Which three authors have inspired you the most, and why?
1) Arun Shourie
2) Ayaan Hirsi Ali
3) Rajiv Malhotra
I like all of them for the same reason: their fearless, relentless pursuit if truth.
Have you ever read a book that you didn’t like in the beginning but ended up glad that you stuck with it and finished the story?
This has happened to me more with movies. There are quite a few of them; I had resisted the intense urge to leave the movie hall in the first 15 minutes and I was happy that I did.
What are your thoughts of e-books versus printed copy?
I like to read e-books in my tab. I am not a particular fan of printed books.
How old were you when you first began writing seriously?
Fifty. I started blogging on media and current affairs.
Do you have a favorite genre?
My first preference is for non-fiction. In fiction, I like thrillers.
Do you need to be anywhere special to get in the mood to write?
Early morning, my writing table and filter coffee—all these bring out the best in me.
What were three challenges you faced when writing your book?
1) The book deals with sensitive and emotional issues. I had to tread carefully while dealing with these issues.

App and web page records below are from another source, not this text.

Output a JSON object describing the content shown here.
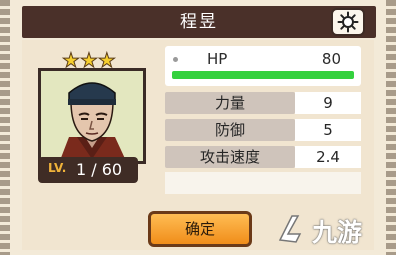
{
  "window": {
    "title": "程昱"
  },
  "hero": {
    "stars": 3,
    "level_prefix": "LV.",
    "level_value": "1 / 60"
  },
  "stats": {
    "hp_label": "HP",
    "hp_value": "80",
    "hp_fill_percent": 100,
    "rows": [
      {
        "label": "力量",
        "value": "9"
      },
      {
        "label": "防御",
        "value": "5"
      },
      {
        "label": "攻击速度",
        "value": "2.4"
      }
    ]
  },
  "buttons": {
    "confirm_label": "确定"
  },
  "watermark": {
    "text": "九游"
  },
  "icons": {
    "settings": "sun-icon"
  },
  "colors": {
    "titlebar": "#4a3029",
    "hp_green": "#34d13e",
    "star": "#f6cf2f",
    "confirm_button": "#f5a032"
  }
}
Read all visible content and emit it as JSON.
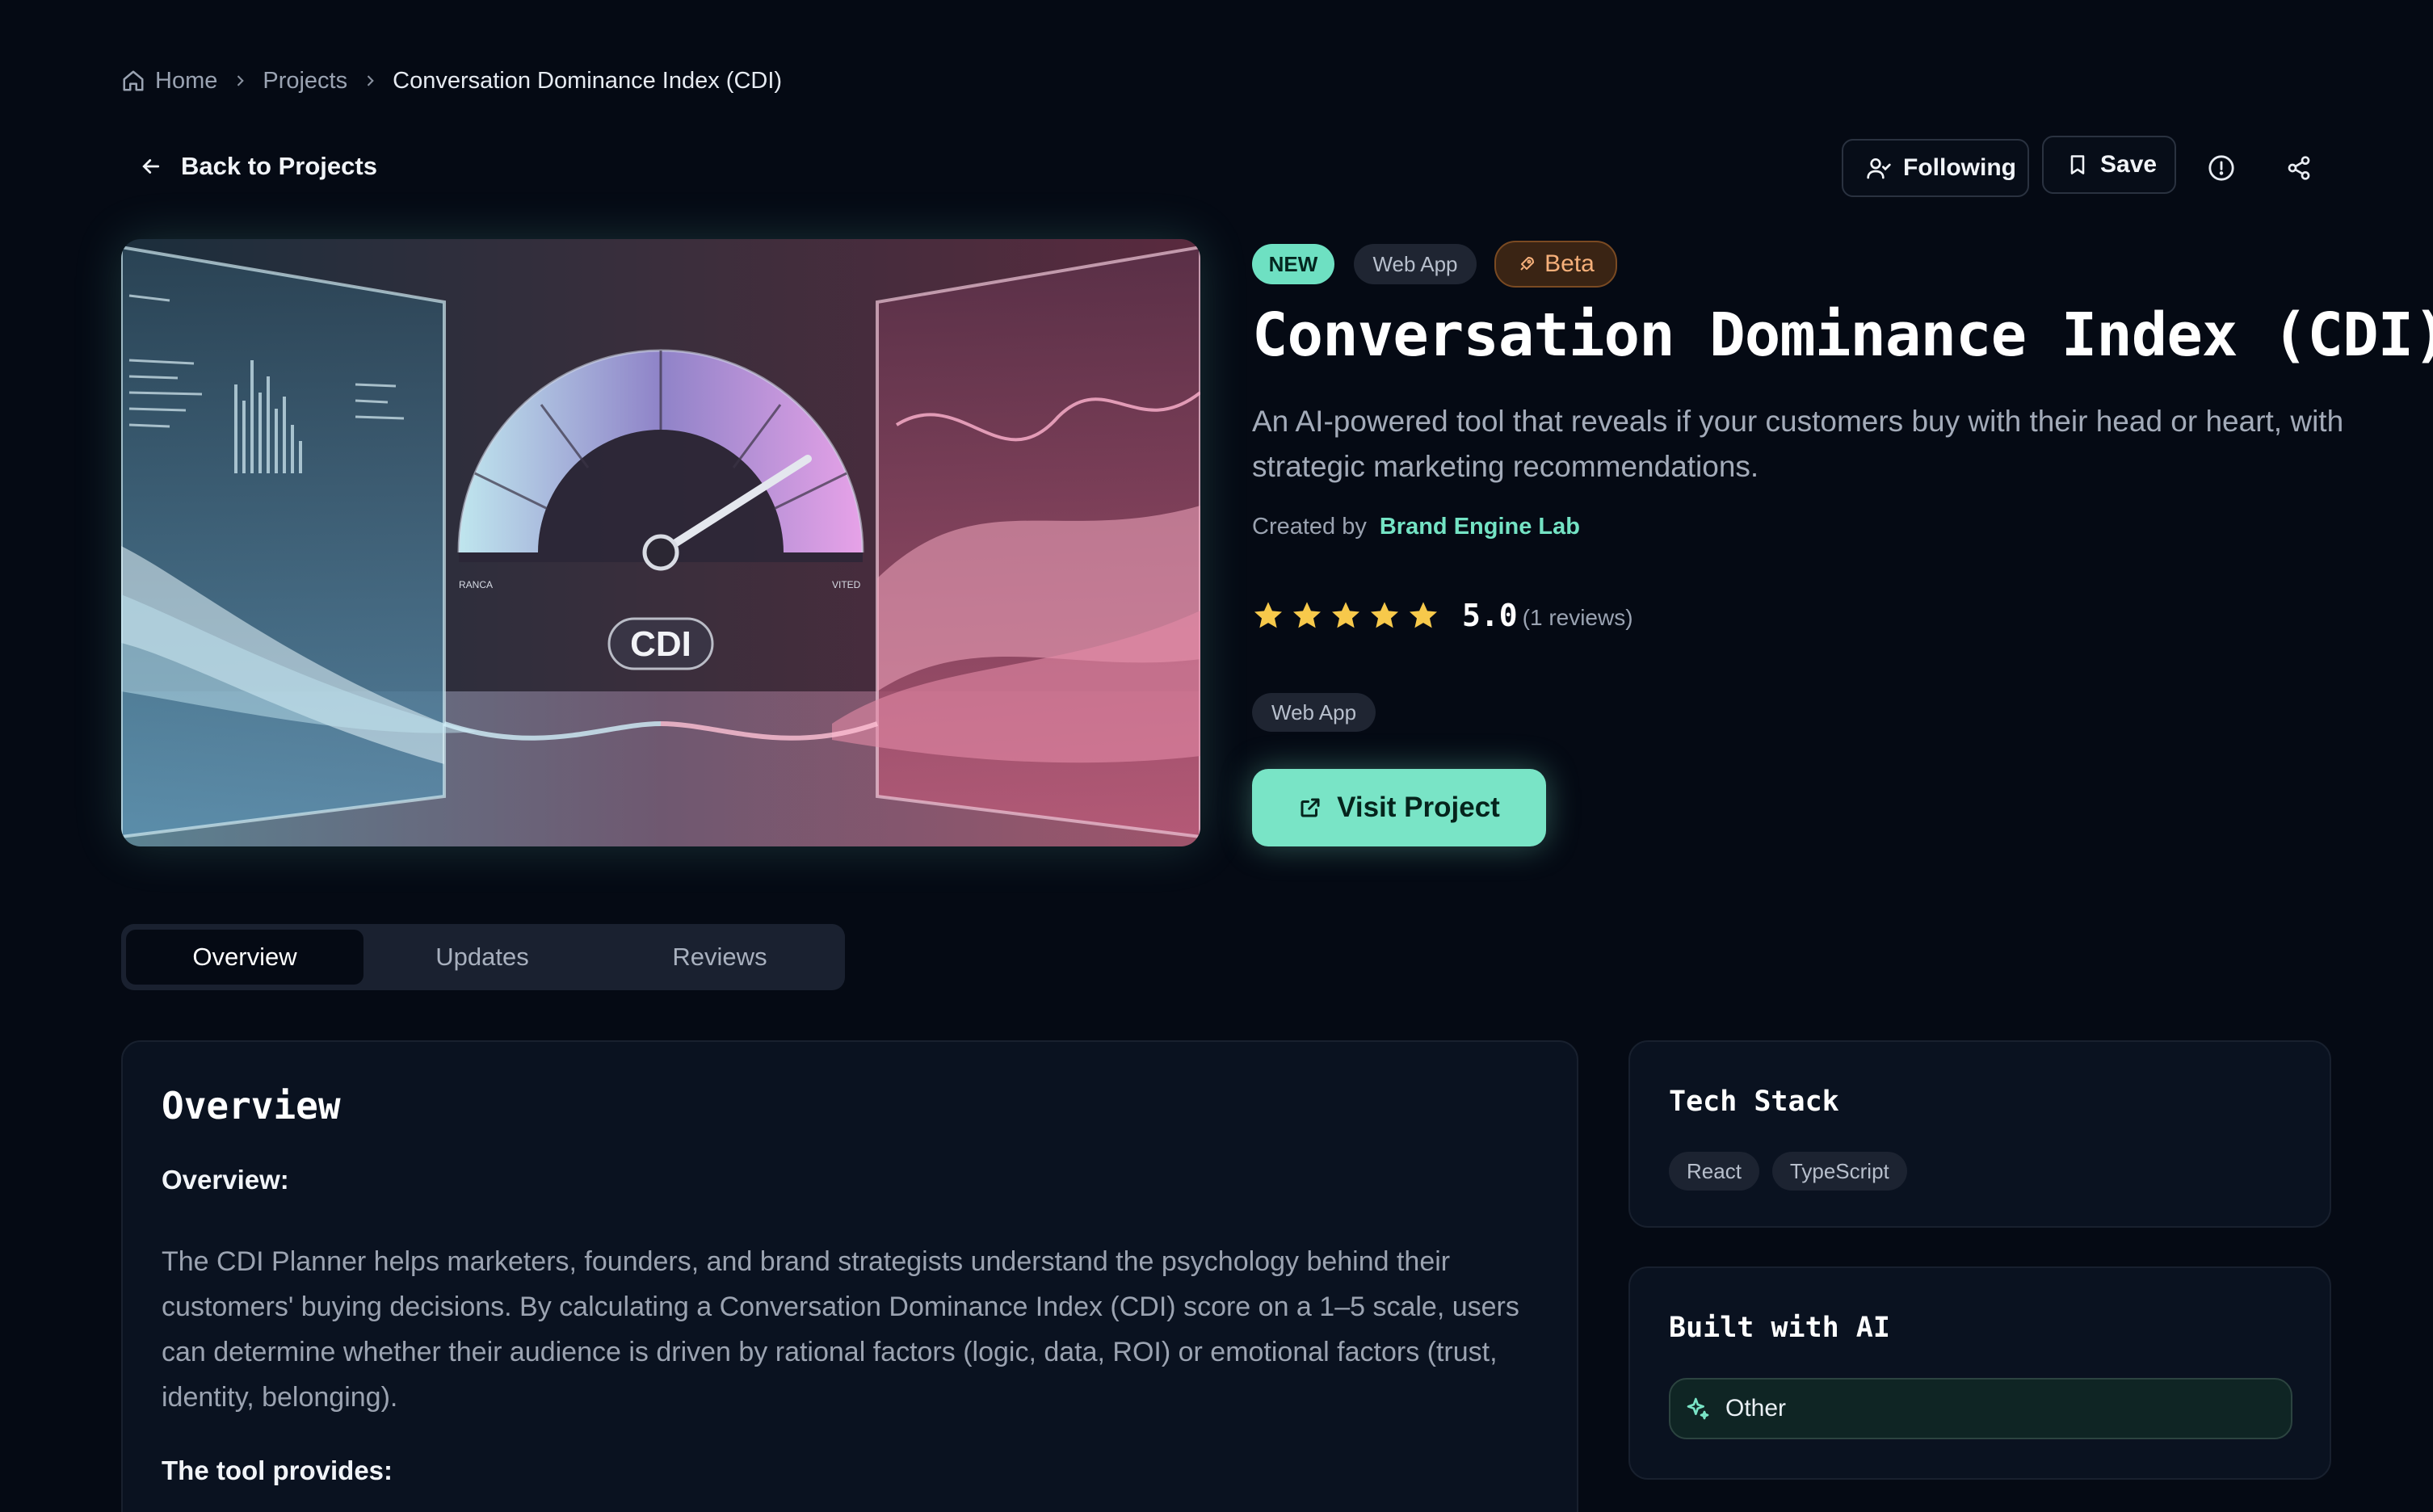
{
  "breadcrumb": {
    "home": "Home",
    "projects": "Projects",
    "current": "Conversation Dominance Index (CDI)"
  },
  "nav": {
    "back_label": "Back to Projects"
  },
  "actions": {
    "following_label": "Following",
    "save_label": "Save",
    "info_icon": "info-icon",
    "share_icon": "share-icon"
  },
  "hero": {
    "image_label": "CDI",
    "dial_left": "RANCA",
    "dial_right": "VITED"
  },
  "project": {
    "badges": {
      "new": "NEW",
      "category": "Web App",
      "stage": "Beta"
    },
    "title": "Conversation Dominance Index (CDI)",
    "description": "An AI-powered tool that reveals if your customers buy with their head or heart, with strategic marketing recommendations.",
    "created_by_label": "Created by",
    "author": "Brand Engine Lab",
    "rating": {
      "stars": 5,
      "score": "5.0",
      "reviews": "(1 reviews)"
    },
    "tag": "Web App",
    "visit_label": "Visit Project"
  },
  "tabs": [
    {
      "label": "Overview",
      "active": true
    },
    {
      "label": "Updates",
      "active": false
    },
    {
      "label": "Reviews",
      "active": false
    }
  ],
  "overview": {
    "heading": "Overview",
    "subheading": "Overview:",
    "body": "The CDI Planner helps marketers, founders, and brand strategists understand the psychology behind their customers' buying decisions. By calculating a Conversation Dominance Index (CDI) score on a 1–5 scale, users can determine whether their audience is driven by rational factors (logic, data, ROI) or emotional factors (trust, identity, belonging).",
    "subheading2": "The tool provides:"
  },
  "tech_stack": {
    "heading": "Tech Stack",
    "items": [
      "React",
      "TypeScript"
    ]
  },
  "built_with_ai": {
    "heading": "Built with AI",
    "value": "Other"
  },
  "colors": {
    "background": "#050a14",
    "accent": "#79e4c6",
    "beta": "#f6b07a",
    "star": "#f7c94b"
  }
}
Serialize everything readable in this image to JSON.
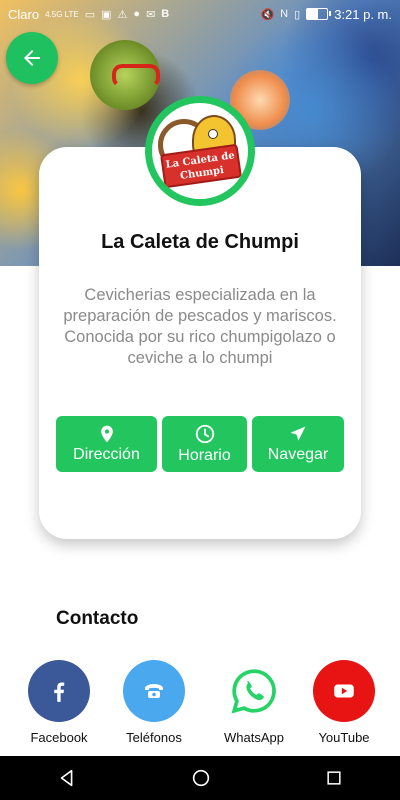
{
  "status_bar": {
    "carrier": "Claro",
    "network": "4.5G LTE",
    "time": "3:21 p. m."
  },
  "restaurant": {
    "name": "La Caleta de Chumpi",
    "description": "Cevicherias especializada en la preparación de pescados y mariscos. Conocida por su rico chumpigolazo o ceviche a lo chumpi",
    "logo_text_line1": "La Caleta de",
    "logo_text_line2": "Chumpi"
  },
  "actions": [
    {
      "label": "Dirección",
      "icon": "location-pin-icon"
    },
    {
      "label": "Horario",
      "icon": "clock-icon"
    },
    {
      "label": "Navegar",
      "icon": "navigation-arrow-icon"
    }
  ],
  "contact": {
    "title": "Contacto",
    "items": [
      {
        "label": "Facebook",
        "icon": "facebook-icon",
        "color": "#3b5998"
      },
      {
        "label": "Teléfonos",
        "icon": "phone-icon",
        "color": "#4aa8ee"
      },
      {
        "label": "WhatsApp",
        "icon": "whatsapp-icon",
        "color": "#25d366"
      },
      {
        "label": "YouTube",
        "icon": "youtube-icon",
        "color": "#e81313"
      }
    ]
  },
  "colors": {
    "accent": "#22c55e",
    "nav_bar": "#000000"
  }
}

My writing has to induce interest in the reader, yet it has to be balanced.
2) When the book went through the first round of editing, the editor suggested that I rearrange a few scenes. This was tough. If I had to move a scene up by a few chapters, all references to the scene in the interim chapters had to be removed.
3) How to end a chapter with a question or suspense so that the reader doe not think of taking a break.
What is one of your favorite sources for research and why?
Internet. Discussions with my lawyer friends.
Do you rely on other authors to help you in any way? If so what?
Was there a time when you felt possessed by a character when you were writing? If so from which book and which character?
There is a character in Surpanakha by the name Janaki. She is a Brahmin girl and falls in love with a Muslim director who comes to Srirangam for a shoot. She elopes with him. Her marriage turns out to be a failure. At the time I was writing this part of Surpanakha, I read Avarana by S L Bhyrappa. Janaki’s story was very similar to that of Laxmi alias Rasia, the lead character of Avarana. Inspired by what Bhyrappa had written, I started writing 2-3 chapters on the travails of Janaki. Then a beta reader pointed out that Janaki had a limited role in my novel. By bloating her character, I was confusing the reader as to who the real lead character was.
Do you take part in creating your book cover and if so what do you find the most difficult part of the process?
Yes, I did. I created the concept by using images from Google. Then the publisher’s artist came up improved on it. It was a fairly simple process.
What part of the writing process becomes the most critical for you?
The changes I had to incorporate during editing.
What is the most common interview question that you dread answering and why?
Almost any question on my personal preferences. I am a moderate introvert and would like to talk less about me.
Do you envision any known actors/actresses as characters in your book?
Perhaps Konakana Sen Sharma for the role of Mythili.
What are your favorite methods of promoting your work?
I am doing it for the first time. So, I am enjoying everything now. Maybe I will form an opinion at the end of this process.
What inspires your ideas for stories?
Personal favorite info:
Color – Blue
Snack – Anything South Indian
Beach – Marina beach at night
Song –Any Carnatic song, particularly Sarvam Brahmamayam by Bombay Jyashree
Dessert – Kulfi
Comedy movie – Priyadarshan movies
Science Fiction Book – I am not a fan of science fiction.
Addiction – Filter coffee
How can people connect with you?
Goodreads: Hariharan Iyer
Where can readers find your book?
- Amazon Gift Card worth $12 or 750INR
- Amazon Gift Card worth $10 or 500INR